Every once in a while, I search the library website using certain keywords in order to see what new titles have been added to the system. Last year, when I searched for kumihimo, nothing came up. When I searched again recently, several titles came up, including this one. This is a great little book for anyone interested in kumihimo. I ended up surprising myself by reading it cover to cover. It is true that I will not use most of the information provided, but even reading those sections gave me a better understanding of the structure of kumihimo and also some possibilities on how to adapt some of these techniques to my own work. And there were a few sections that include techniques I will use. I expected to possibly find a page or two of this book interesting or useful, but I did not expect to have quite so much information contained in it, so that was a very happy surprise.

I'm not sure why I borrowed this one--I think I was intrigued by the concept:
Morning Glory on the Vine: Early Songs and Drawings by Joni Mitchell
In 1970, when she was considering what to give friends for Christmas, Joni Mitchell had some of her poems, song lyrics, and drawings made into a book.  Only a few copies were printed and it was never published widely until this year. I’ve never been a big fan of Mitchell, although I did have one of her albums in the 80s. Still, when I came cross the title in the poetry section of the library’s e-book pages, I figured I might as well have a look. 
I wasn’t that keen on it, to be honest. I liked one or two of the artworks. The poems were hard to read, because they were presented as photos of her handwritten pages, so sometimes words were hard to decipher. More than once, I misread something and it was only context that caused me to go back and re-read. There was apparently no editing because many words were spelled wrong in ways that would not be due to differences in British and US ways of spelling English words (she's Canadian, so I could see why those would happen and they wouldn't be misspellings, of course, either way). I recognised a few of her more famous songs, but I don’t know how many of the other handwritten pages consisted of song lyrics and how many were poems that didn’t become songs.

This was a wonderful book:
The Outrun by Amy Liptrot

She writes beautifully and as she describes her journey of recovery and growing self-awareness, she also takes us back to the life she is recovering from. I could relate to some of that--I also used to drink too much. I never got to the point of seizures, as she did at one point, but had I kept drinking, I would have. I drank a lot, until one day, I decided I'd had enough of feeling like crap and stopped. I know that I'm lucky, because the day I decided to stop drinking, I made myself really feel and remember what I felt like--the nausea, the headache, the shakiness, the inability to do anything other than wait to feel better. Not only did I never crave a drink after that, but I actually felt repelled by the idea. That was 24 years ago. I suppose we all have to find what works for us in these situations. To her surprise, the author found herself back where she grew up--the very place she was so eager to leave a decade before. As she begins to pay attention to that world and place her attention on the landscape and wildlife around her, she begins to grow, heal, and find new ways of being. She found interests that surprised her and followed where they led her. I fell in love with Orkney as I was reading this book. It sounds like my kind of place--northern, remote, not many people, gorgeous landscape, windy, short summers, and plenty of cold. If I was younger, I'd be looking for ways to go live there. The book is worth reading for the nature writing alone.
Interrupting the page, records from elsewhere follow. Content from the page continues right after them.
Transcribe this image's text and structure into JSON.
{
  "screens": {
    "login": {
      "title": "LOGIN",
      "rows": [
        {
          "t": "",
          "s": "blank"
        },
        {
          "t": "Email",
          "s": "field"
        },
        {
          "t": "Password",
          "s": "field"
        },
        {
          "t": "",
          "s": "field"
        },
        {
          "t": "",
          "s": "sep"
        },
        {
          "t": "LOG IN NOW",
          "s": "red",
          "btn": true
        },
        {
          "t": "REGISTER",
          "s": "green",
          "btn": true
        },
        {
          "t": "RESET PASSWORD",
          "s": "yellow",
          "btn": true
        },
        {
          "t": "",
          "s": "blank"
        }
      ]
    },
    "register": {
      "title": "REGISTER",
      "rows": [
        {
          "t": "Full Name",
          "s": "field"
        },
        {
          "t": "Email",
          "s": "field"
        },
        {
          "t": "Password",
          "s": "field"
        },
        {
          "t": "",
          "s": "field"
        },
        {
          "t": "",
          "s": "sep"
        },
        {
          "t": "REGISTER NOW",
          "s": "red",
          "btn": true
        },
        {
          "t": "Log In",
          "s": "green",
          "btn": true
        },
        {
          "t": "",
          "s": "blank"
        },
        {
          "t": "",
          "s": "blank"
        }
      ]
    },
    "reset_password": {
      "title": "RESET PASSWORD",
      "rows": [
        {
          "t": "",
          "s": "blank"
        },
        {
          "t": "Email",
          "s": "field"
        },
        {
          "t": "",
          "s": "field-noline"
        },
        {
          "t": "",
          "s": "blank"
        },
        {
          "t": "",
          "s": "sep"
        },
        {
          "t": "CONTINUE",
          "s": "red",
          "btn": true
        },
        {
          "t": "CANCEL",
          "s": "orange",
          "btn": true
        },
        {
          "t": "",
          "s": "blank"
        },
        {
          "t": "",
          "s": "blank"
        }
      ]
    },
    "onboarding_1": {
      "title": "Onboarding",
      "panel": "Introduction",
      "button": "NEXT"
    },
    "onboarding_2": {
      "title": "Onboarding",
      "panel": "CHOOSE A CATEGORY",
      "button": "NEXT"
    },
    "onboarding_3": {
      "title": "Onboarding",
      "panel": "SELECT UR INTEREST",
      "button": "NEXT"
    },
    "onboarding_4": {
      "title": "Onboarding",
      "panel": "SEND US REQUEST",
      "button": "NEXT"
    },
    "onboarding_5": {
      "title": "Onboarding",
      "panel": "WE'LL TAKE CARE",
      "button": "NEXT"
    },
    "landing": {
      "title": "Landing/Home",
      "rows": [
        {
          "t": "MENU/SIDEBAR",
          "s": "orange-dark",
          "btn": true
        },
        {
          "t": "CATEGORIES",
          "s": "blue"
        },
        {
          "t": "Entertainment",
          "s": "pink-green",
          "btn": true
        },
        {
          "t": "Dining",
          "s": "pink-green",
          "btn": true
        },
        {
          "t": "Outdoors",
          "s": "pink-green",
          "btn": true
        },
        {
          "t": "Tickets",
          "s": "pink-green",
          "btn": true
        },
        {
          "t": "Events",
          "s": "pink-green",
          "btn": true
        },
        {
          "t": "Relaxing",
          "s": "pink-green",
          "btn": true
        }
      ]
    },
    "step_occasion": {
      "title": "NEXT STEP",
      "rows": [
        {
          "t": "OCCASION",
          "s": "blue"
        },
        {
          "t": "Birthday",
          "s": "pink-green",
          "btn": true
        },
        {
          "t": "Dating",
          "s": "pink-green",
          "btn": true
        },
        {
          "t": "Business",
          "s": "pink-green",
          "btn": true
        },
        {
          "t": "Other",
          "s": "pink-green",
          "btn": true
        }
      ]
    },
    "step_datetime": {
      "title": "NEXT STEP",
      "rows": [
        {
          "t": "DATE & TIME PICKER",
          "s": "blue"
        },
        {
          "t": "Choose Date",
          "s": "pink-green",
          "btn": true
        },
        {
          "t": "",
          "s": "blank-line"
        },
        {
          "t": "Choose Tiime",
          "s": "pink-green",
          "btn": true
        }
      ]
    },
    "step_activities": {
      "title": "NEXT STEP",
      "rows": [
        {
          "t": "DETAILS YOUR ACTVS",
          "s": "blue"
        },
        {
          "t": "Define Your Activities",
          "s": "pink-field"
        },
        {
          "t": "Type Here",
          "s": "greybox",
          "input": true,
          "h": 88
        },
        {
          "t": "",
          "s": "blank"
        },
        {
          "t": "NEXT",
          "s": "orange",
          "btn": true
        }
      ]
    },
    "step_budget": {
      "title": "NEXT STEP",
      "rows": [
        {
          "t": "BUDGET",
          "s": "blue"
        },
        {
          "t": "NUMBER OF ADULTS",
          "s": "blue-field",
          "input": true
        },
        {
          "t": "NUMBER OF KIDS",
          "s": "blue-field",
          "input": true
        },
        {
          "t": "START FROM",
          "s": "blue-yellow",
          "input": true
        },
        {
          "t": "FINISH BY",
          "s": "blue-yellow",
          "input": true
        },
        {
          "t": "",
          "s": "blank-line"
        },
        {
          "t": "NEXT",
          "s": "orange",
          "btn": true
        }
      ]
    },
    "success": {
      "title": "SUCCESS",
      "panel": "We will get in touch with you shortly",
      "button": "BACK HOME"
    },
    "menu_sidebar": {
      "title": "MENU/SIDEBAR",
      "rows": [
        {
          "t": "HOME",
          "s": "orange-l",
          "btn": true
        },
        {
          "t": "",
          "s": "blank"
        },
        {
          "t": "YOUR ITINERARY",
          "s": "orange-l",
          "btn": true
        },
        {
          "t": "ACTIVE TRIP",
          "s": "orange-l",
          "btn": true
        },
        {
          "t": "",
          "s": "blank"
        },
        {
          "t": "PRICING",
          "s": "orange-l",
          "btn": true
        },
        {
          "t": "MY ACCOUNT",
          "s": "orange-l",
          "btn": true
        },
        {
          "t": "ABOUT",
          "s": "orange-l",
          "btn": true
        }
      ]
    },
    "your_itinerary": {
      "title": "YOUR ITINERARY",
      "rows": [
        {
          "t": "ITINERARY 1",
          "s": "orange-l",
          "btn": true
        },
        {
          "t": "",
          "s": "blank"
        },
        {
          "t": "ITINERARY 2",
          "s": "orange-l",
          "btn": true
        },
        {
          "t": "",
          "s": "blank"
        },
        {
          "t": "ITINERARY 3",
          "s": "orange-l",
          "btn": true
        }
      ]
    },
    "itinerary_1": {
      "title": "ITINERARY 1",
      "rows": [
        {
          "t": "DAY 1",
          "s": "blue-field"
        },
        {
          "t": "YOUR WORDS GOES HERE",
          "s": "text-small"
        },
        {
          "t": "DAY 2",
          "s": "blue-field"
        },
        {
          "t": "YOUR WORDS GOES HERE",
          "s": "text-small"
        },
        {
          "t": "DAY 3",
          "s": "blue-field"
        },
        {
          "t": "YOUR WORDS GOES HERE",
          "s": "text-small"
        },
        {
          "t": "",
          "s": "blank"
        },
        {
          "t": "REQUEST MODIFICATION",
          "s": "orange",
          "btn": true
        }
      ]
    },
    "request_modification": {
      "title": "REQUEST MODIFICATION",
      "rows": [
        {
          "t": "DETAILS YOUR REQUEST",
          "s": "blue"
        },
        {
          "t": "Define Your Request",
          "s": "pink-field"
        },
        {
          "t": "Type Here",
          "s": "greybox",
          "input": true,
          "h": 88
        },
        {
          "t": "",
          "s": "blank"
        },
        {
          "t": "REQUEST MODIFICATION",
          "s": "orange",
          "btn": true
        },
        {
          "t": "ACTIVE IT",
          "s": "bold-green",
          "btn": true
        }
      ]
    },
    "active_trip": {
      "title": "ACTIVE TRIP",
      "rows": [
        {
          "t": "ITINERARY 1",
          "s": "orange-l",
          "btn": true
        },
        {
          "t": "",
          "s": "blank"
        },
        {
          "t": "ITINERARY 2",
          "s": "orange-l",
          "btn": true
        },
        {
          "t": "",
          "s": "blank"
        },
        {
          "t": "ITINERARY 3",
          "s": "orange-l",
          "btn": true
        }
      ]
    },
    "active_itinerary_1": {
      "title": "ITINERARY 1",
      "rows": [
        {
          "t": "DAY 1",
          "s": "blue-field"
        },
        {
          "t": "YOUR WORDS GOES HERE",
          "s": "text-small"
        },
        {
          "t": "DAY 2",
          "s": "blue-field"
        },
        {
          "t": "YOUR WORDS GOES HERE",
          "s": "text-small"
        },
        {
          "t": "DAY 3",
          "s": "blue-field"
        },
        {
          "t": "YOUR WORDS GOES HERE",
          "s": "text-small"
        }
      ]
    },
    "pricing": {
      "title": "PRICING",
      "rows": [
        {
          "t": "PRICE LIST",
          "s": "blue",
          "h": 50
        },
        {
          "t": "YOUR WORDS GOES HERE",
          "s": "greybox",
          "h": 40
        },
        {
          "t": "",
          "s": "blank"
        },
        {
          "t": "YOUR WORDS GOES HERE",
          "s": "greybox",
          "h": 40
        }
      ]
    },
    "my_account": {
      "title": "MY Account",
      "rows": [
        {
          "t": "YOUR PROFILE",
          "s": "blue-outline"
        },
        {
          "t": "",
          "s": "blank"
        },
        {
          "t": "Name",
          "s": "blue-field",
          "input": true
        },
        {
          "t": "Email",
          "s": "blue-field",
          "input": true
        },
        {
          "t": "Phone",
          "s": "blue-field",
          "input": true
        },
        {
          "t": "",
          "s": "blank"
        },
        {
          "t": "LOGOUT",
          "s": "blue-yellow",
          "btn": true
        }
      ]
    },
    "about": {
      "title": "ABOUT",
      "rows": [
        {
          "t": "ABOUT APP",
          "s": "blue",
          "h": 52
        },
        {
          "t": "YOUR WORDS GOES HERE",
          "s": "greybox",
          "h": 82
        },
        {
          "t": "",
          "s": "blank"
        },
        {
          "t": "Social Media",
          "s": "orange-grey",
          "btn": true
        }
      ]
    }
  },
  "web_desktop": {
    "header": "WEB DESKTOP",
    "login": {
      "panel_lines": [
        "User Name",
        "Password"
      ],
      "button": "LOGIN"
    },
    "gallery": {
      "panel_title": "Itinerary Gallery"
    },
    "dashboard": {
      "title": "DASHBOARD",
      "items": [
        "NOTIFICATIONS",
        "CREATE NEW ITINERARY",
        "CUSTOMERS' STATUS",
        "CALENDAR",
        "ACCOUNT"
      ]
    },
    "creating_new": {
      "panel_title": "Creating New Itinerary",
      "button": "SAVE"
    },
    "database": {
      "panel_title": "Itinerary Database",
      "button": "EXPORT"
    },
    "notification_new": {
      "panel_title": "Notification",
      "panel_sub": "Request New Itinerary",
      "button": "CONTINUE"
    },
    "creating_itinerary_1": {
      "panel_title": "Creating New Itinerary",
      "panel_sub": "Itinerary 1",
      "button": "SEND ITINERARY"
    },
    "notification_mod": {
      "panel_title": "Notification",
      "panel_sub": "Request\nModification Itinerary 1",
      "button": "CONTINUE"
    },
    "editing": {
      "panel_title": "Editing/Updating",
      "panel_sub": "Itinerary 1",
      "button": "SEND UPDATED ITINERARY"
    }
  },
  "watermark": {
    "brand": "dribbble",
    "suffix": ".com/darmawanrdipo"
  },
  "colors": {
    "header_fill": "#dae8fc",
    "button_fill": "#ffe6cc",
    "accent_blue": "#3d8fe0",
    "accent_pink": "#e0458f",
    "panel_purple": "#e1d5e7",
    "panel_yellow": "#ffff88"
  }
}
I'll continue the November book list tomorrow, but in the meantime, I'm off to start December.


NanaDiana said...

I ALWAYS learn something when I come here. Usually more than one thing. lol Your readings are usually something that would interest me, too. I don't know anything about the braiding and ending/braid process but it sounds interesting.
I hope you and Bill have a wonderful Sunday. xo Diana

Vicki said...

Thanks to this post and another one, I have A Very British Christmas in my cart at World Books, and I borrowed The Outrun from the library.

Shari Burke said...

Cool! I hope you enjoy them, Vicki!